◆ WORK REQUIRED ◆
Count lines holding the string "this" in the data that follows. Reply with one number only.

◆ THE INPUT ◆
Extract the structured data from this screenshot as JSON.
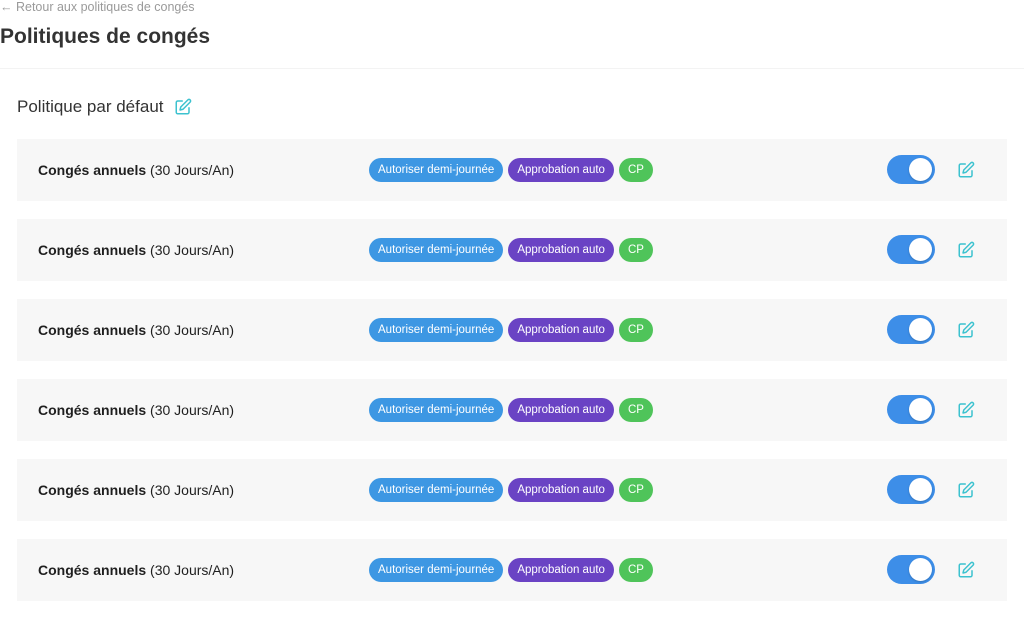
{
  "header": {
    "back_link": "← Retour aux politiques de congés",
    "title": "Politiques de congés"
  },
  "section": {
    "title": "Politique par défaut",
    "edit_icon": "edit-icon"
  },
  "colors": {
    "accent_teal": "#3cc2cf",
    "toggle_on": "#3d8ee8",
    "badge_blue": "#3d97e3",
    "badge_purple": "#6a43c4",
    "badge_green": "#4fc45a",
    "row_bg": "#f7f7f7"
  },
  "policies": [
    {
      "name": "Congés annuels",
      "detail": "(30 Jours/An)",
      "badges": [
        "Autoriser demi-journée",
        "Approbation auto",
        "CP"
      ],
      "enabled": true
    },
    {
      "name": "Congés annuels",
      "detail": "(30 Jours/An)",
      "badges": [
        "Autoriser demi-journée",
        "Approbation auto",
        "CP"
      ],
      "enabled": true
    },
    {
      "name": "Congés annuels",
      "detail": "(30 Jours/An)",
      "badges": [
        "Autoriser demi-journée",
        "Approbation auto",
        "CP"
      ],
      "enabled": true
    },
    {
      "name": "Congés annuels",
      "detail": "(30 Jours/An)",
      "badges": [
        "Autoriser demi-journée",
        "Approbation auto",
        "CP"
      ],
      "enabled": true
    },
    {
      "name": "Congés annuels",
      "detail": "(30 Jours/An)",
      "badges": [
        "Autoriser demi-journée",
        "Approbation auto",
        "CP"
      ],
      "enabled": true
    },
    {
      "name": "Congés annuels",
      "detail": "(30 Jours/An)",
      "badges": [
        "Autoriser demi-journée",
        "Approbation auto",
        "CP"
      ],
      "enabled": true
    }
  ]
}
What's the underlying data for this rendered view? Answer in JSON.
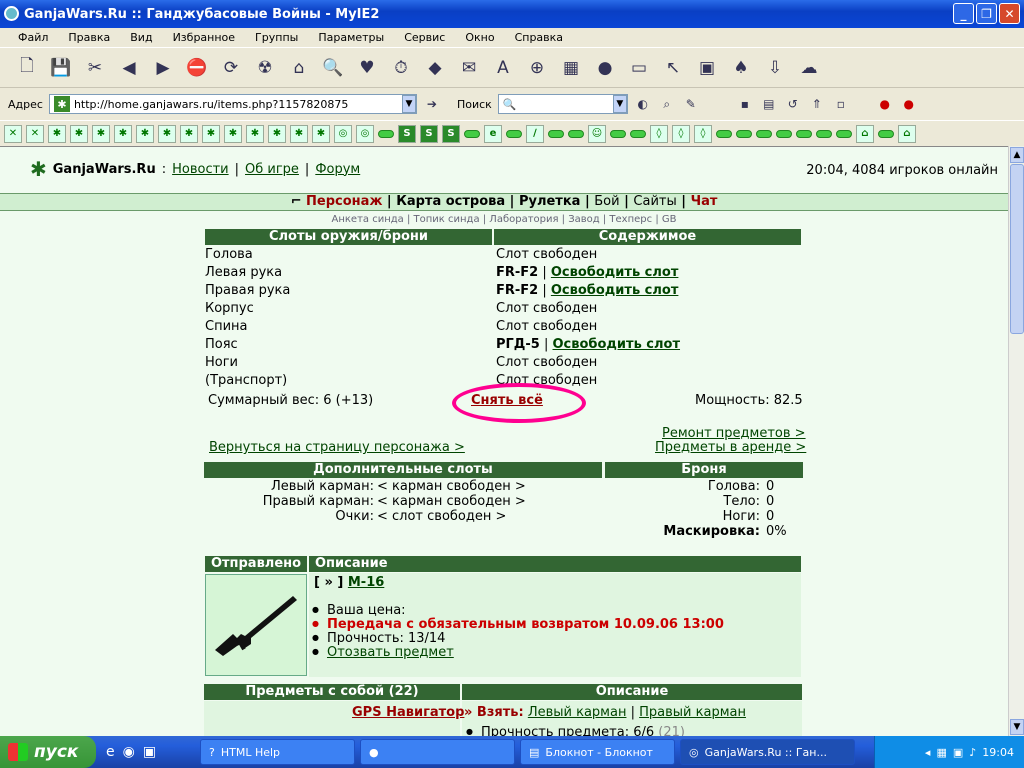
{
  "window": {
    "title": "GanjaWars.Ru :: Ганджубасовые Войны - MyIE2"
  },
  "menu": [
    "Файл",
    "Правка",
    "Вид",
    "Избранное",
    "Группы",
    "Параметры",
    "Сервис",
    "Окно",
    "Справка"
  ],
  "address": {
    "label": "Адрес",
    "url": "http://home.ganjawars.ru/items.php?1157820875",
    "search_label": "Поиск"
  },
  "site": {
    "brand": "GanjaWars.Ru",
    "sep": ":",
    "links": [
      "Новости",
      "Об игре",
      "Форум"
    ],
    "online": "20:04, 4084 игроков онлайн"
  },
  "nav": {
    "items": [
      "Персонаж",
      "Карта острова",
      "Рулетка",
      "Бой",
      "Сайты",
      "Чат"
    ],
    "sub": "Анкета синда | Топик синда | Лаборатория | Завод | Техперс | GB"
  },
  "slots": {
    "header_left": "Слоты оружия/брони",
    "header_right": "Содержимое",
    "rows": [
      {
        "slot": "Голова",
        "content": "Слот свободен",
        "item": "",
        "action": ""
      },
      {
        "slot": "Левая рука",
        "content": "",
        "item": "FR-F2",
        "action": "Освободить слот"
      },
      {
        "slot": "Правая рука",
        "content": "",
        "item": "FR-F2",
        "action": "Освободить слот"
      },
      {
        "slot": "Корпус",
        "content": "Слот свободен",
        "item": "",
        "action": ""
      },
      {
        "slot": "Спина",
        "content": "Слот свободен",
        "item": "",
        "action": ""
      },
      {
        "slot": "Пояс",
        "content": "",
        "item": "РГД-5",
        "action": "Освободить слот"
      },
      {
        "slot": "Ноги",
        "content": "Слот свободен",
        "item": "",
        "action": ""
      },
      {
        "slot": "(Транспорт)",
        "content": "Слот свободен",
        "item": "",
        "action": ""
      }
    ],
    "total_weight": "Суммарный вес: 6 (+13)",
    "remove_all": "Снять всё",
    "power": "Мощность: 82.5",
    "repair": "Ремонт предметов >",
    "rent": "Предметы в аренде >",
    "back": "Вернуться на страницу персонажа >"
  },
  "extra": {
    "header_left": "Дополнительные слоты",
    "header_right": "Броня",
    "rows": [
      {
        "label": "Левый карман:",
        "value": "< карман свободен >"
      },
      {
        "label": "Правый карман:",
        "value": "< карман свободен >"
      },
      {
        "label": "Очки:",
        "value": "< слот свободен >"
      }
    ],
    "armor": [
      {
        "label": "Голова:",
        "value": "0"
      },
      {
        "label": "Тело:",
        "value": "0"
      },
      {
        "label": "Ноги:",
        "value": "0"
      },
      {
        "label": "Маскировка:",
        "value": "0%"
      }
    ]
  },
  "sent": {
    "header_left": "Отправлено",
    "header_right": "Описание",
    "prefix": "[ » ]",
    "item_name": "M-16",
    "price": "Ваша цена:",
    "transfer": "Передача с обязательным возвратом 10.09.06 13:00",
    "durability": "Прочность: 13/14",
    "recall": "Отозвать предмет"
  },
  "carry": {
    "header_left": "Предметы с собой (22)",
    "header_right": "Описание",
    "item": "GPS Навигатор",
    "take_label": "» Взять:",
    "left_pocket": "Левый карман",
    "sep": "|",
    "right_pocket": "Правый карман",
    "durability": "Прочность предмета: 6/6",
    "durability_extra": "(21)"
  },
  "taskbar": {
    "start": "пуск",
    "tasks": [
      "HTML Help",
      "",
      "Блокнот - Блокнот",
      "GanjaWars.Ru :: Ган..."
    ],
    "lang": "RU",
    "clock": "19:04"
  }
}
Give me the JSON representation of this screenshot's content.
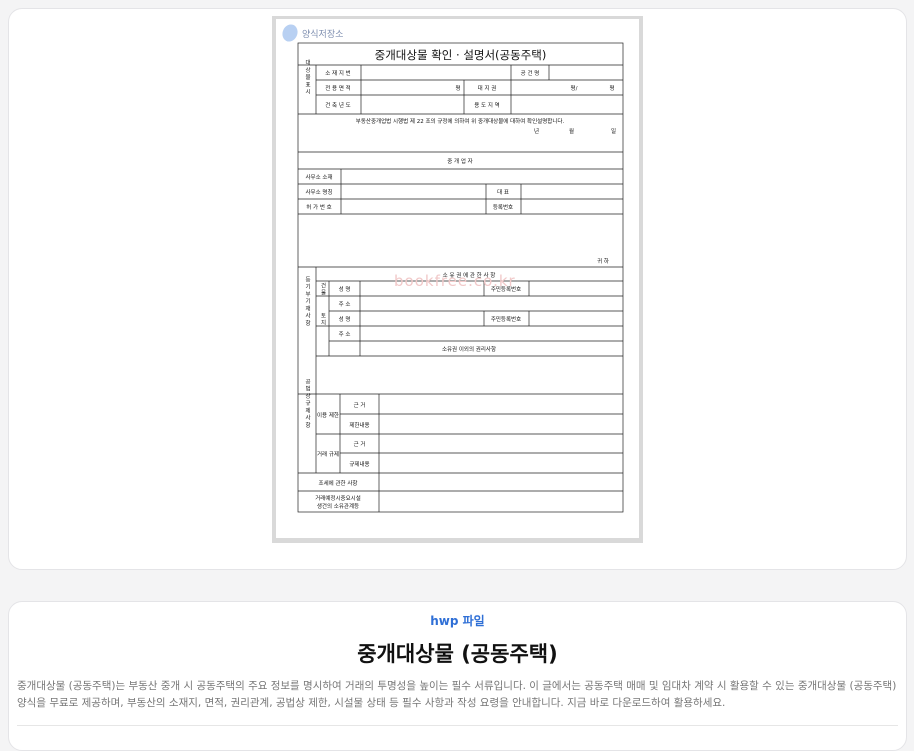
{
  "preview": {
    "site_logo": "양식저장소",
    "watermark": "bookfree.co.kr",
    "doc_title": "중개대상물 확인 · 설명서(공동주택)",
    "group_property": "대 상 물 표 시",
    "row_location": "소 재 지 번",
    "row_name": "명",
    "row_building_name": "공 건 명",
    "row_area": "전 용 면 적",
    "unit_pyeong": "평",
    "row_land_rights": "대 지 권",
    "unit_pyeong_slash": "평/",
    "row_built_year": "건 축 년 도",
    "row_zone": "용 도 지 역",
    "law_statement": "부동산중개업법 시행법 제 22 조의 규정에 의하여 위 중개대상물에 대하여 확인설명합니다.",
    "date_year": "년",
    "date_month": "월",
    "date_day": "일",
    "section_broker": "중 개 업 자",
    "row_office_address": "사무소 소재",
    "row_office_name": "사무소 명칭",
    "row_representative": "대 표",
    "row_license_no": "허 가 번 호",
    "row_reg_no": "등록번호",
    "to_recipient": "귀 하",
    "group_registry": "등 기 부 기 재 사 항",
    "section_ownership": "소 유 권 에 관 한 사 항",
    "sub_building": "건 물",
    "sub_land": "토 지",
    "row_owner_name": "성 명",
    "row_resident_no": "주민등록번호",
    "row_address": "주 소",
    "section_other_rights": "소유권 이외의 권리사항",
    "group_public_law": "공 법 상 규 제 사 항",
    "sub_use_restriction": "이용 제한",
    "sub_trade_restriction": "거래 규제",
    "row_basis": "근 거",
    "row_restriction_content": "제한내용",
    "row_regulation_content": "규제내용",
    "row_tax": "조세에 관한 사항",
    "row_other_conditions_1": "거래예정시중요시설",
    "row_other_conditions_2": "생건의 소유관계등"
  },
  "info": {
    "file_type": "hwp 파일",
    "title": "중개대상물 (공동주택)",
    "description": "중개대상물 (공동주택)는 부동산 중개 시 공동주택의 주요 정보를 명시하여 거래의 투명성을 높이는 필수 서류입니다. 이 글에서는 공동주택 매매 및 임대차 계약 시 활용할 수 있는 중개대상물 (공동주택) 양식을 무료로 제공하며, 부동산의 소재지, 면적, 권리관계, 공법상 제한, 시설물 상태 등 필수 사항과 작성 요령을 안내합니다. 지금 바로 다운로드하여 활용하세요."
  }
}
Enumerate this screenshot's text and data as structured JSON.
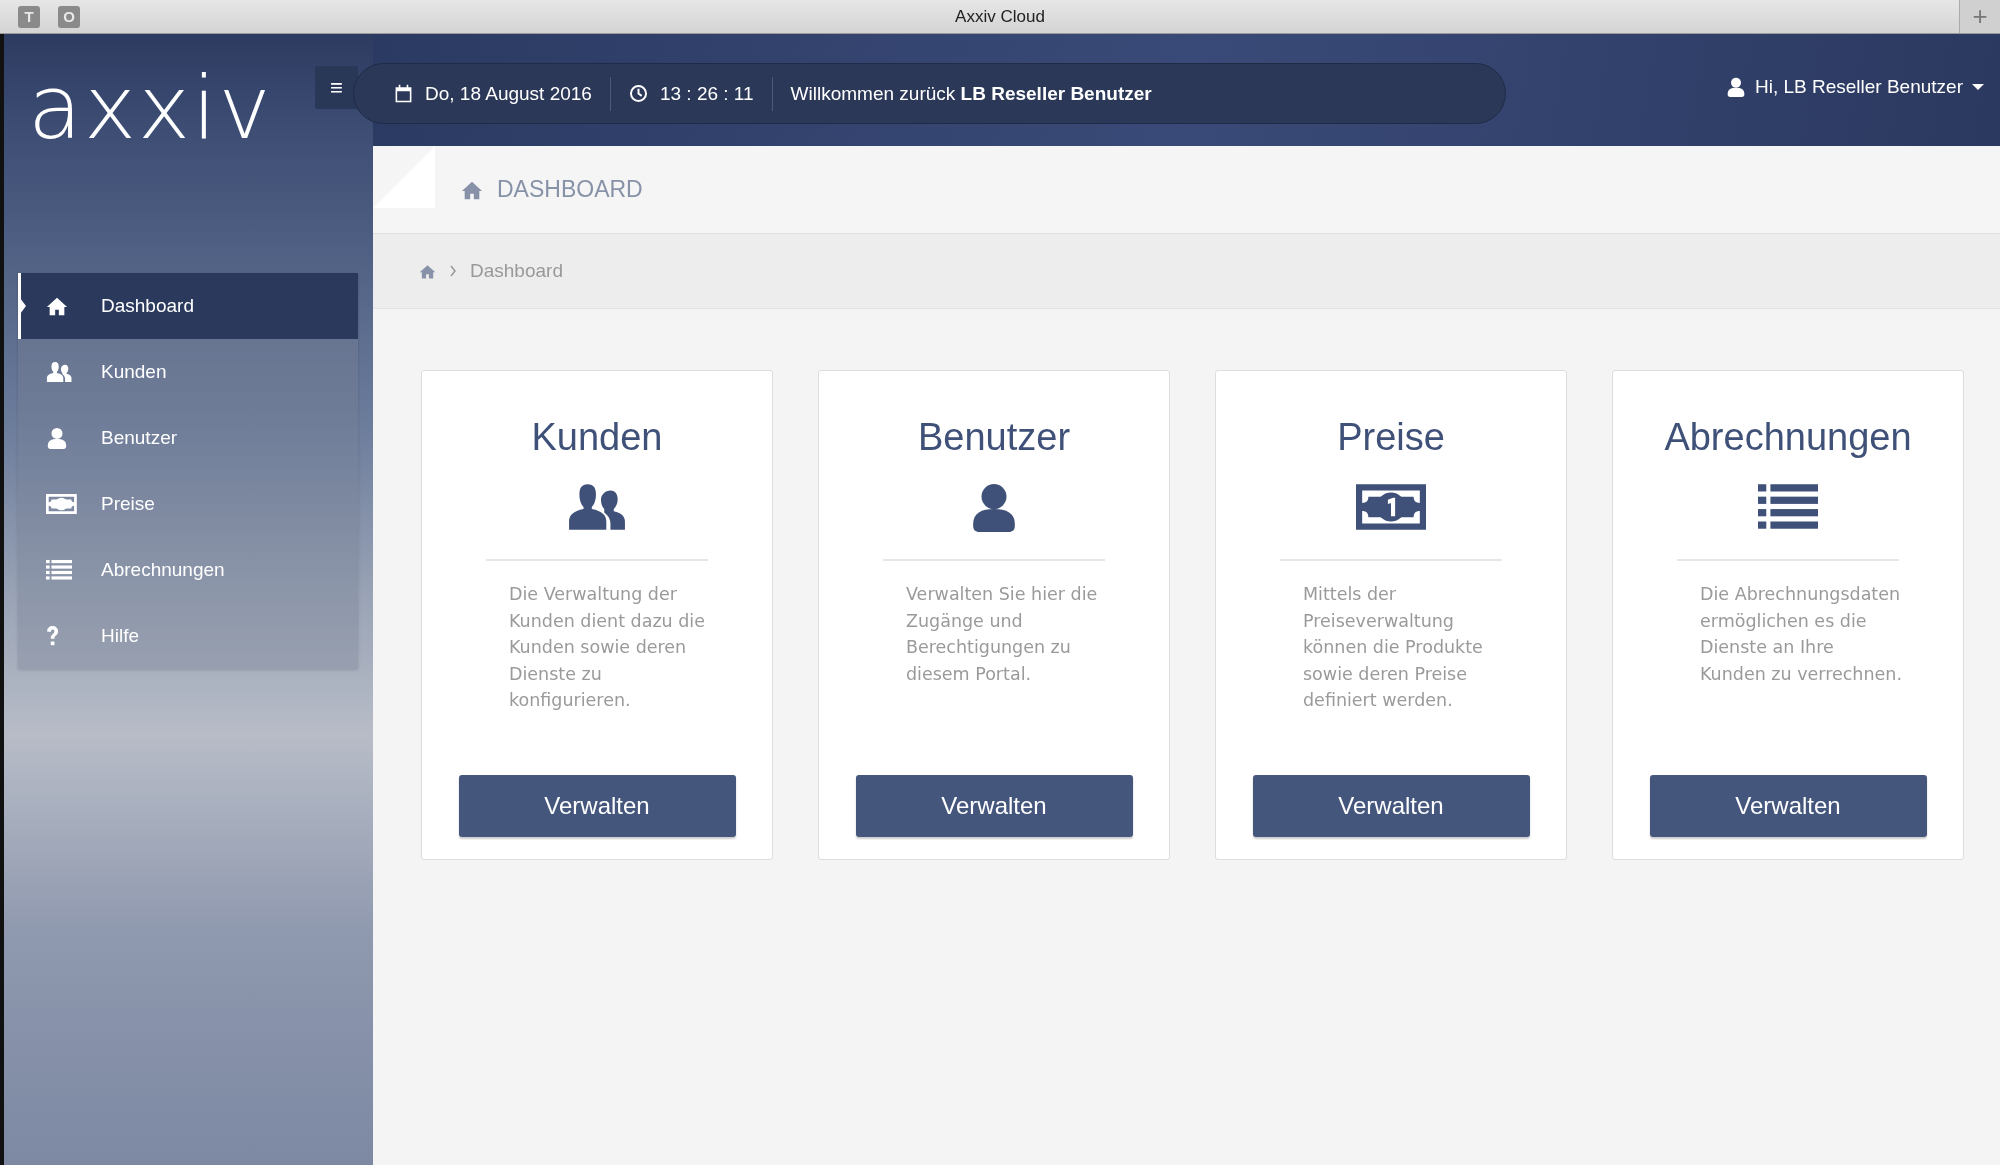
{
  "window": {
    "title": "Axxiv Cloud",
    "left_buttons": [
      "T",
      "O"
    ],
    "new_tab": "+"
  },
  "logo": "axxiv",
  "menu_toggle": "≡",
  "infobar": {
    "date": "Do, 18 August 2016",
    "time": "13 : 26 : 11",
    "welcome": "Willkommen zurück **LB Reseller Benutzer**"
  },
  "user_menu": {
    "label": "Hi, LB Reseller Benutzer"
  },
  "sidebar": {
    "items": [
      {
        "label": "Dashboard",
        "selected": true
      },
      {
        "label": "Kunden",
        "selected": false
      },
      {
        "label": "Benutzer",
        "selected": false
      },
      {
        "label": "Preise",
        "selected": false
      },
      {
        "label": "Abrechnungen",
        "selected": false
      },
      {
        "label": "Hilfe",
        "selected": false
      }
    ]
  },
  "page_title": "DASHBOARD",
  "breadcrumb": [
    "Dashboard"
  ],
  "cards": [
    {
      "title": "Kunden",
      "description": "Die Verwaltung der Kunden dient dazu die Kunden sowie deren Dienste zu konfigurieren.",
      "button": "Verwalten"
    },
    {
      "title": "Benutzer",
      "description": "Verwalten Sie hier die Zugänge und Berechtigungen zu diesem Portal.",
      "button": "Verwalten"
    },
    {
      "title": "Preise",
      "description": "Mittels der Preiseverwaltung können die Produkte sowie deren Preise definiert werden.",
      "button": "Verwalten"
    },
    {
      "title": "Abrechnungen",
      "description": "Die Abrechnungsdaten ermöglichen es die Dienste an Ihre Kunden zu verrechnen.",
      "button": "Verwalten"
    }
  ]
}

◆ EXPECTED ANSWER ◆
4